- [ABOUT THIS EXERCISE]:
Please retype the records below exactly as they stand.

Stored items

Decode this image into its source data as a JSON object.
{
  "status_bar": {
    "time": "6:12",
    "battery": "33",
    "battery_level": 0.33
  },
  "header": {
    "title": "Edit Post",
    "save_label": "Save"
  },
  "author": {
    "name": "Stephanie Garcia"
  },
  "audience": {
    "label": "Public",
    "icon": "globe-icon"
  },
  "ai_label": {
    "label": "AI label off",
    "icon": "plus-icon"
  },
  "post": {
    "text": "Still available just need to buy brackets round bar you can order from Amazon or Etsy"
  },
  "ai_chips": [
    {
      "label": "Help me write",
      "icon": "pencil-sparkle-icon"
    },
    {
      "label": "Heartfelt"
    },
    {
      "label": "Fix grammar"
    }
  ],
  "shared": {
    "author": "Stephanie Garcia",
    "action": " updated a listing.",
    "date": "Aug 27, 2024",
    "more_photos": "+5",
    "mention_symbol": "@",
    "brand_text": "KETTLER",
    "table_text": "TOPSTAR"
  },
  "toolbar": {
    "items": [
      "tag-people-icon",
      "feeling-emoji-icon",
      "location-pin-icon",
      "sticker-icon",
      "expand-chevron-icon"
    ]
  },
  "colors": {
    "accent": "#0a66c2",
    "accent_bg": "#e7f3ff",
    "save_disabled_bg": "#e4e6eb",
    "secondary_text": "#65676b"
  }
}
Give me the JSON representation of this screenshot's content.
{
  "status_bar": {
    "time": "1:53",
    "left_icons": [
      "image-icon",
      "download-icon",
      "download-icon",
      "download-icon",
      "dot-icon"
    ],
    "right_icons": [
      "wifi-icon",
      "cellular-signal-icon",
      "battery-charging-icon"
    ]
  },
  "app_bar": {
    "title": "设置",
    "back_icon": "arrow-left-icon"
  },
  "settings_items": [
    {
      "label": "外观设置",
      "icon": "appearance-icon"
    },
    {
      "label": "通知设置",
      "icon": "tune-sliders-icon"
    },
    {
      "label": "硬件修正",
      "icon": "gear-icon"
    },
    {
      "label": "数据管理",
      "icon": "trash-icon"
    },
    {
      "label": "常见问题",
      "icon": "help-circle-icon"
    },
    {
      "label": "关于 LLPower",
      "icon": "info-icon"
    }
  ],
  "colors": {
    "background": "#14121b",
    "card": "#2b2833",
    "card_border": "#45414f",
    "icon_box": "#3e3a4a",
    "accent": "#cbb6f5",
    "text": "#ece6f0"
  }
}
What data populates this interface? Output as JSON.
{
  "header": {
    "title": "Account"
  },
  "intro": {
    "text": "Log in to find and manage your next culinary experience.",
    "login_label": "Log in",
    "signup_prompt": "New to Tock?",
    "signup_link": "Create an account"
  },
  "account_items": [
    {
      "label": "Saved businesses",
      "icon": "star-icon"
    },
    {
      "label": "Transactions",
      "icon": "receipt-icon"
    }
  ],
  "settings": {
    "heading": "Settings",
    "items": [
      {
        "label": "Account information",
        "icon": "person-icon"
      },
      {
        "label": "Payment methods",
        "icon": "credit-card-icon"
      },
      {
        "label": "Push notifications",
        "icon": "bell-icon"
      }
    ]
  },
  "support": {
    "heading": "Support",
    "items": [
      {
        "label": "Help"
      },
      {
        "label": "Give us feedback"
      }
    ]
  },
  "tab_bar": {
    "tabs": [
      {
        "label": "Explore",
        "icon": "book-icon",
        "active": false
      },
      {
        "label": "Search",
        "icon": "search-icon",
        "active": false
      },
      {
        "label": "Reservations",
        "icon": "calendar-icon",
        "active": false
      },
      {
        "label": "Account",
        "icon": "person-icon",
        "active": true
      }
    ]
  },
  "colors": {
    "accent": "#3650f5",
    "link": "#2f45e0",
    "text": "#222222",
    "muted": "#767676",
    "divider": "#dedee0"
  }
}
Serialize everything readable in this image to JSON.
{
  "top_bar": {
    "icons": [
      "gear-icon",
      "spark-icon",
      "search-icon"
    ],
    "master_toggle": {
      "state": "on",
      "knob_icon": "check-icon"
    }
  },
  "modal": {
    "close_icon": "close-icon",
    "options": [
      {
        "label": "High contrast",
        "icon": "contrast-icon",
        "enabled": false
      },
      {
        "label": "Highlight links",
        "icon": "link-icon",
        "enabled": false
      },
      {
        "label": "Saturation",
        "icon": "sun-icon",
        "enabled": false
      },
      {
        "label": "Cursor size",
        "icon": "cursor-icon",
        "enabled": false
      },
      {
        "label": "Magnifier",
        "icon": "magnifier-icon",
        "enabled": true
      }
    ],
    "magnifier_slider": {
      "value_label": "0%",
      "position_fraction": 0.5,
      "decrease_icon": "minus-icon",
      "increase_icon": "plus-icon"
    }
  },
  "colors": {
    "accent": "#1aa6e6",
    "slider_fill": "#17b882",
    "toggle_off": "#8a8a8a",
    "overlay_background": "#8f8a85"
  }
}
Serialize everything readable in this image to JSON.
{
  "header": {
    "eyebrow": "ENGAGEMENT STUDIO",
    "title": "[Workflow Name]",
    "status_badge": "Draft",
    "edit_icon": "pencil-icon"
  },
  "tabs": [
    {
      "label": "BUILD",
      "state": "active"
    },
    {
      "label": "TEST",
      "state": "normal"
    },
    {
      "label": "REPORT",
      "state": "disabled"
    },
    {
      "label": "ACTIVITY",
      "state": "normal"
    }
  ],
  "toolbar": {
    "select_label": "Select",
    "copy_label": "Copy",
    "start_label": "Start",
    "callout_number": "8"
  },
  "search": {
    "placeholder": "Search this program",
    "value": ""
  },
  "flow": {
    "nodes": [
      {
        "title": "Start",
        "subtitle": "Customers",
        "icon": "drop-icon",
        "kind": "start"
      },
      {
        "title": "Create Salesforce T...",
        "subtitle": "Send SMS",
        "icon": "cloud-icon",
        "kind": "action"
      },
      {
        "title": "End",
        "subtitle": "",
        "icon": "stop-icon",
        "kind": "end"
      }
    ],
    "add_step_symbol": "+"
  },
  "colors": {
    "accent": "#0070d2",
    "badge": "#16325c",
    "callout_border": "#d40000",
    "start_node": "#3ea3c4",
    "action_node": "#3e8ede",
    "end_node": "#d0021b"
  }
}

- [WORKED SOLUTION]:
Decode this image into its source data as a JSON object.
{
  "status_bar": {
    "time": "6:12",
    "battery": "33",
    "battery_level": 0.33
  },
  "header": {
    "title": "Edit Post",
    "save_label": "Save"
  },
  "author": {
    "name": "Stephanie Garcia"
  },
  "audience": {
    "label": "Public",
    "icon": "globe-icon"
  },
  "ai_label": {
    "label": "AI label off",
    "icon": "plus-icon"
  },
  "post": {
    "text": "Still available just need to buy brackets round bar you can order from Amazon or Etsy"
  },
  "ai_chips": [
    {
      "label": "Help me write",
      "icon": "pencil-sparkle-icon"
    },
    {
      "label": "Heartfelt"
    },
    {
      "label": "Fix grammar"
    }
  ],
  "shared": {
    "author": "Stephanie Garcia",
    "action": " updated a listing.",
    "date": "Aug 27, 2024",
    "more_photos": "+5",
    "mention_symbol": "@",
    "brand_text": "KETTLER",
    "table_text": "TOPSTAR"
  },
  "toolbar": {
    "items": [
      "tag-people-icon",
      "feeling-emoji-icon",
      "location-pin-icon",
      "sticker-icon",
      "expand-chevron-icon"
    ]
  },
  "colors": {
    "accent": "#0a66c2",
    "accent_bg": "#e7f3ff",
    "save_disabled_bg": "#e4e6eb",
    "secondary_text": "#65676b"
  }
}
Give me the JSON representation of this screenshot's content.
{
  "status_bar": {
    "time": "1:53",
    "left_icons": [
      "image-icon",
      "download-icon",
      "download-icon",
      "download-icon",
      "dot-icon"
    ],
    "right_icons": [
      "wifi-icon",
      "cellular-signal-icon",
      "battery-charging-icon"
    ]
  },
  "app_bar": {
    "title": "设置",
    "back_icon": "arrow-left-icon"
  },
  "settings_items": [
    {
      "label": "外观设置",
      "icon": "appearance-icon"
    },
    {
      "label": "通知设置",
      "icon": "tune-sliders-icon"
    },
    {
      "label": "硬件修正",
      "icon": "gear-icon"
    },
    {
      "label": "数据管理",
      "icon": "trash-icon"
    },
    {
      "label": "常见问题",
      "icon": "help-circle-icon"
    },
    {
      "label": "关于 LLPower",
      "icon": "info-icon"
    }
  ],
  "colors": {
    "background": "#14121b",
    "card": "#2b2833",
    "card_border": "#45414f",
    "icon_box": "#3e3a4a",
    "accent": "#cbb6f5",
    "text": "#ece6f0"
  }
}
What data populates this interface? Output as JSON.
{
  "header": {
    "title": "Account"
  },
  "intro": {
    "text": "Log in to find and manage your next culinary experience.",
    "login_label": "Log in",
    "signup_prompt": "New to Tock?",
    "signup_link": "Create an account"
  },
  "account_items": [
    {
      "label": "Saved businesses",
      "icon": "star-icon"
    },
    {
      "label": "Transactions",
      "icon": "receipt-icon"
    }
  ],
  "settings": {
    "heading": "Settings",
    "items": [
      {
        "label": "Account information",
        "icon": "person-icon"
      },
      {
        "label": "Payment methods",
        "icon": "credit-card-icon"
      },
      {
        "label": "Push notifications",
        "icon": "bell-icon"
      }
    ]
  },
  "support": {
    "heading": "Support",
    "items": [
      {
        "label": "Help"
      },
      {
        "label": "Give us feedback"
      }
    ]
  },
  "tab_bar": {
    "tabs": [
      {
        "label": "Explore",
        "icon": "book-icon",
        "active": false
      },
      {
        "label": "Search",
        "icon": "search-icon",
        "active": false
      },
      {
        "label": "Reservations",
        "icon": "calendar-icon",
        "active": false
      },
      {
        "label": "Account",
        "icon": "person-icon",
        "active": true
      }
    ]
  },
  "colors": {
    "accent": "#3650f5",
    "link": "#2f45e0",
    "text": "#222222",
    "muted": "#767676",
    "divider": "#dedee0"
  }
}
Serialize everything readable in this image to JSON.
{
  "top_bar": {
    "icons": [
      "gear-icon",
      "spark-icon",
      "search-icon"
    ],
    "master_toggle": {
      "state": "on",
      "knob_icon": "check-icon"
    }
  },
  "modal": {
    "close_icon": "close-icon",
    "options": [
      {
        "label": "High contrast",
        "icon": "contrast-icon",
        "enabled": false
      },
      {
        "label": "Highlight links",
        "icon": "link-icon",
        "enabled": false
      },
      {
        "label": "Saturation",
        "icon": "sun-icon",
        "enabled": false
      },
      {
        "label": "Cursor size",
        "icon": "cursor-icon",
        "enabled": false
      },
      {
        "label": "Magnifier",
        "icon": "magnifier-icon",
        "enabled": true
      }
    ],
    "magnifier_slider": {
      "value_label": "0%",
      "position_fraction": 0.5,
      "decrease_icon": "minus-icon",
      "increase_icon": "plus-icon"
    }
  },
  "colors": {
    "accent": "#1aa6e6",
    "slider_fill": "#17b882",
    "toggle_off": "#8a8a8a",
    "overlay_background": "#8f8a85"
  }
}
Serialize everything readable in this image to JSON.
{
  "header": {
    "eyebrow": "ENGAGEMENT STUDIO",
    "title": "[Workflow Name]",
    "status_badge": "Draft",
    "edit_icon": "pencil-icon"
  },
  "tabs": [
    {
      "label": "BUILD",
      "state": "active"
    },
    {
      "label": "TEST",
      "state": "normal"
    },
    {
      "label": "REPORT",
      "state": "disabled"
    },
    {
      "label": "ACTIVITY",
      "state": "normal"
    }
  ],
  "toolbar": {
    "select_label": "Select",
    "copy_label": "Copy",
    "start_label": "Start",
    "callout_number": "8"
  },
  "search": {
    "placeholder": "Search this program",
    "value": ""
  },
  "flow": {
    "nodes": [
      {
        "title": "Start",
        "subtitle": "Customers",
        "icon": "drop-icon",
        "kind": "start"
      },
      {
        "title": "Create Salesforce T...",
        "subtitle": "Send SMS",
        "icon": "cloud-icon",
        "kind": "action"
      },
      {
        "title": "End",
        "subtitle": "",
        "icon": "stop-icon",
        "kind": "end"
      }
    ],
    "add_step_symbol": "+"
  },
  "colors": {
    "accent": "#0070d2",
    "badge": "#16325c",
    "callout_border": "#d40000",
    "start_node": "#3ea3c4",
    "action_node": "#3e8ede",
    "end_node": "#d0021b"
  }
}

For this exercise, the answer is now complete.